A sterling example of a trainee-centric website is iLearn by the European Society of Cataract & Refractive Surgeons (ESCRS), which I have been using for quite some time and find valuable. The cataract and cornea-related courses are designed by a panel of experts and include a presentation with videos at appropriate places. At the very end, the questions and score keeping is a superb advantage to the viewer. All of the courses are prepared under the guidance of leading surgeons from around the world and often include a wide range of perspectives on a topic, instead of just one point of view.
At the end of a hard day in residency, if I do not have the energy to study with textbooks or ebooks, I can still review some topics via iLearn. Most of the courses have UEMS-EACCME for CME accreditation too. The didactic course suites include topics like refractive surgery, cataract surgery, a workshop on visual optics, and cornea. Instructional courses include IOL calculations after refractive surgery, penetrating and lamellar keratoplasty, basic phaco, surface ablation techniques, and endophthalmitis. The iLearn site also includes some animations that are helpful for trainees.
The only pertinent shortcoming perhaps is that iLearn focuses entirely on anterior segment because it was developed by the ESCRS. Hopefully a website initiative in the near future will yield a similar platform that covers all branches of ophthalmology.
In my experience, the most mobile-friendly and trusted resource for ophthalmic videos is Eyetube. The site features dedicated channels for specific topics, making navigation of the site quick and easy. Eyetube contains a vast library of videos for all ophthalmologists, with content from a variety of ophthalmic subspecialties.
Creating a ONE Network membership is immensely useful at the beginning of a young ophthalmologist’s career. It is an excellent resource for accessing publications and interesting cases that serve to further stimulate interest in learning.
Online learning is not comparable to actual classroom teaching or patient experience. However, the Internet is a platform increasingly sought after today by sentient minds in the learning phase. Even social media is no longer purely social; professional updates and personal platforms are merging imperceptibly.

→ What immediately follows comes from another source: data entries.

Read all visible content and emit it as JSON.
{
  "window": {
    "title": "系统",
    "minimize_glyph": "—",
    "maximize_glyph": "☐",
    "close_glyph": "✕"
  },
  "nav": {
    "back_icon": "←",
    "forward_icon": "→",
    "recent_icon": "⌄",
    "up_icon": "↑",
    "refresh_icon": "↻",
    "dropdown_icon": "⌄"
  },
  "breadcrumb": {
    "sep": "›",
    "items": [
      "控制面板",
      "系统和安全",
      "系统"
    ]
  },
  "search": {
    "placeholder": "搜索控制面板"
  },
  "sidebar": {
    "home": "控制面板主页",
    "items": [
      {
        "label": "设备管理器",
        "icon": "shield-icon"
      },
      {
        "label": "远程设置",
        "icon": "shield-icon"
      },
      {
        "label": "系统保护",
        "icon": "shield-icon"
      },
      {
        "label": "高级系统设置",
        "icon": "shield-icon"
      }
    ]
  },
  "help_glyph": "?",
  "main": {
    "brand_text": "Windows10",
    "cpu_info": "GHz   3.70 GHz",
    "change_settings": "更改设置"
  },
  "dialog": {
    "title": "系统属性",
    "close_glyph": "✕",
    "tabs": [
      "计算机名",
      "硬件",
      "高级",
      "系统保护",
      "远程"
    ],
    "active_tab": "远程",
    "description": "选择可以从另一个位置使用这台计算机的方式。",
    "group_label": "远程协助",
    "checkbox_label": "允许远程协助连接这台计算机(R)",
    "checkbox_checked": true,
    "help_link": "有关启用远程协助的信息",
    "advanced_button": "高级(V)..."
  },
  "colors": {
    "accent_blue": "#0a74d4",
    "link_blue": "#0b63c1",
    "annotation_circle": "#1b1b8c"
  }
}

Quite commonly, the younger the person, the more Internet-savvy he or she is, so whether by design or unwittingly, trainees are exposed to a lot of “online ophthalmology.” This article merely highlights a few surgical online resources that may be worth a trainee’s time.